[Exercise details]: Where a line of the data below has the string "title", copy that line.

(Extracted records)
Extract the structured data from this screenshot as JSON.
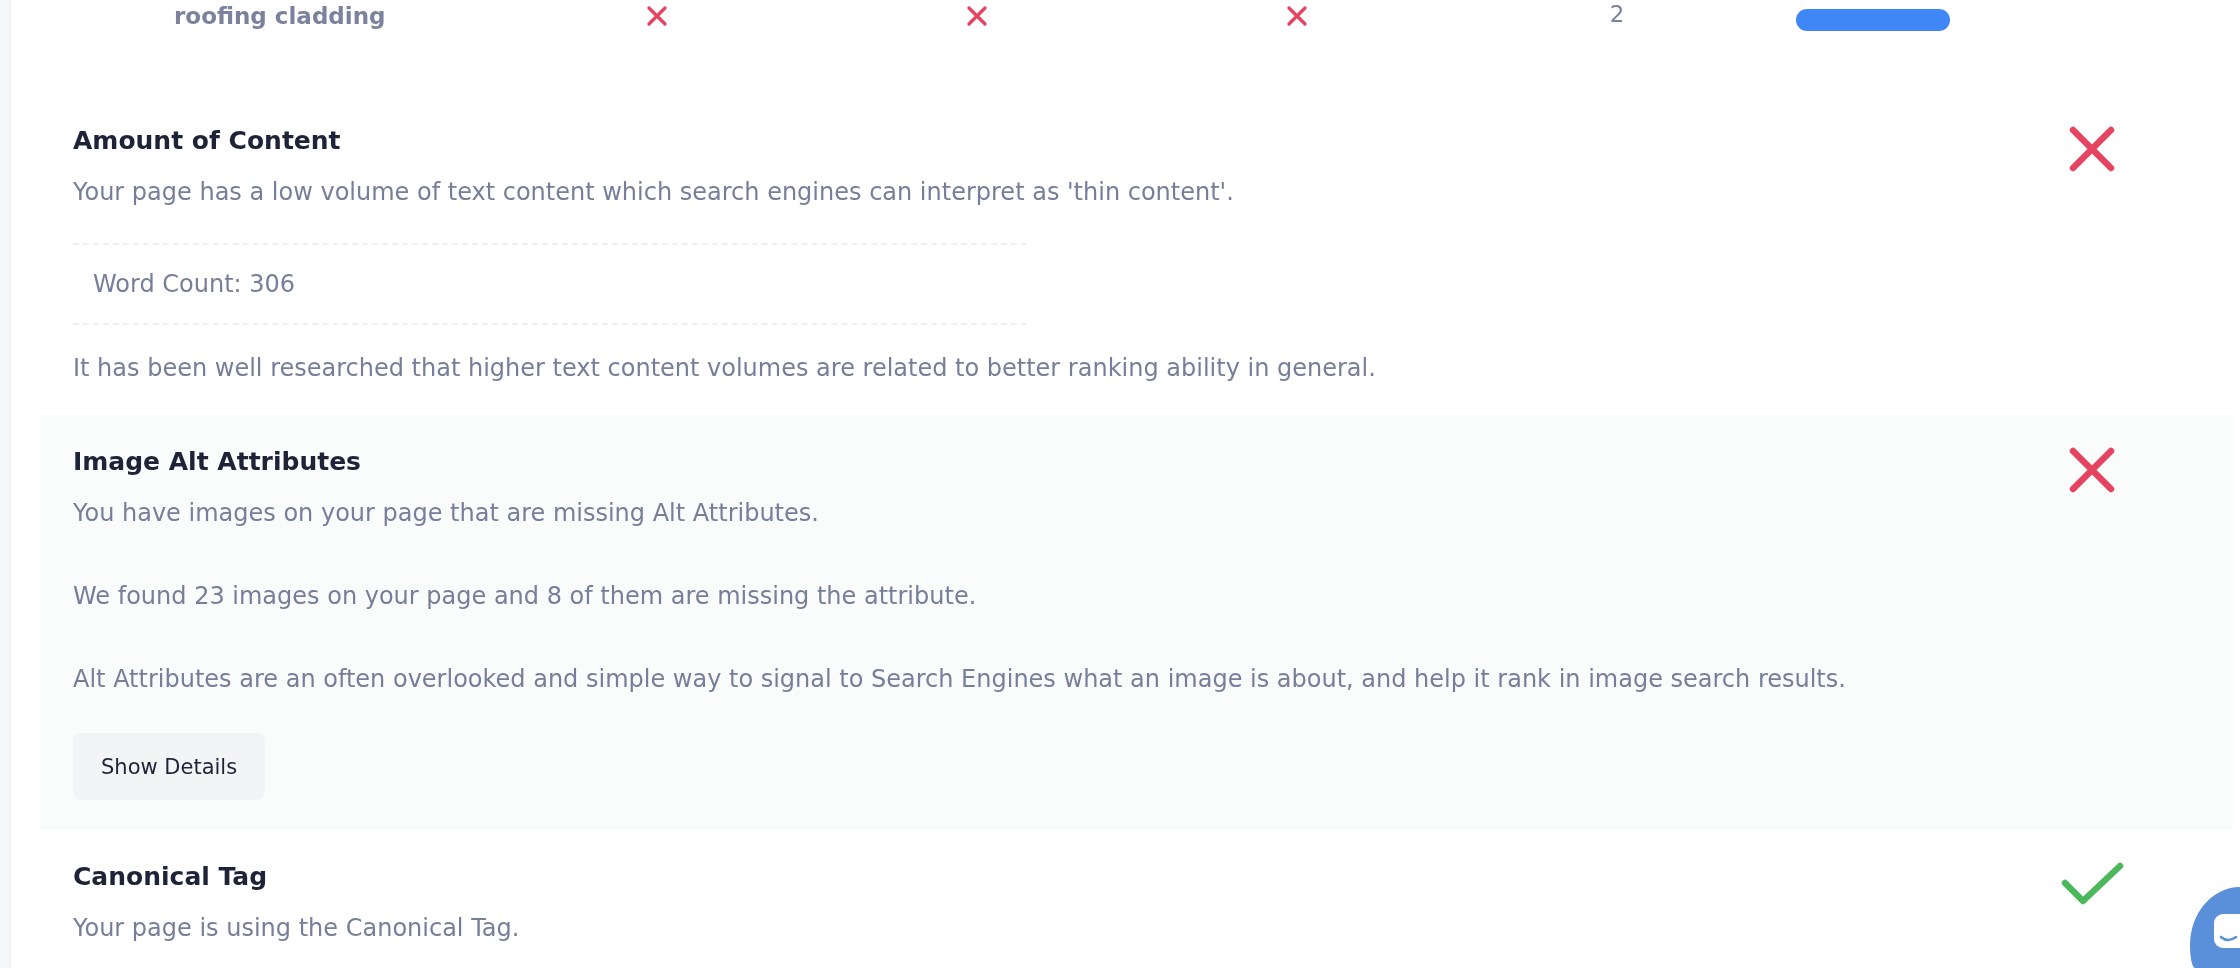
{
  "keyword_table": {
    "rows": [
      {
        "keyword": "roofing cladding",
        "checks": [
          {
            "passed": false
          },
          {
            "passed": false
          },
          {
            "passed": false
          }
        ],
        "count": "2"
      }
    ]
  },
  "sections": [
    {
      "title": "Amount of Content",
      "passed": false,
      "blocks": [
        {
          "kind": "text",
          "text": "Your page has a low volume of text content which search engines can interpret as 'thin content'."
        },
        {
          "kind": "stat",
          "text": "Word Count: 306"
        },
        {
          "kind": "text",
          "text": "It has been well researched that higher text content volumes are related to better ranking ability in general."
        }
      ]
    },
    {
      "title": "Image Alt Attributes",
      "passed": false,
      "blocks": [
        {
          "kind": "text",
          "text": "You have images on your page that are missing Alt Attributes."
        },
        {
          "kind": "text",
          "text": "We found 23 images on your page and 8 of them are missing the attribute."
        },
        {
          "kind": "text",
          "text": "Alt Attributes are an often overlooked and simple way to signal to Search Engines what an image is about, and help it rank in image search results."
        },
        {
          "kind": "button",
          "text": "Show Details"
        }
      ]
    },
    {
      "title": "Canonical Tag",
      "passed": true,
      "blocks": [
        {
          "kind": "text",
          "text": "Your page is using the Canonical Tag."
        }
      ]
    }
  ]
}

[Result of the task]:
      "title": "Amount of Content",
      "title": "Image Alt Attributes",
      "title": "Canonical Tag",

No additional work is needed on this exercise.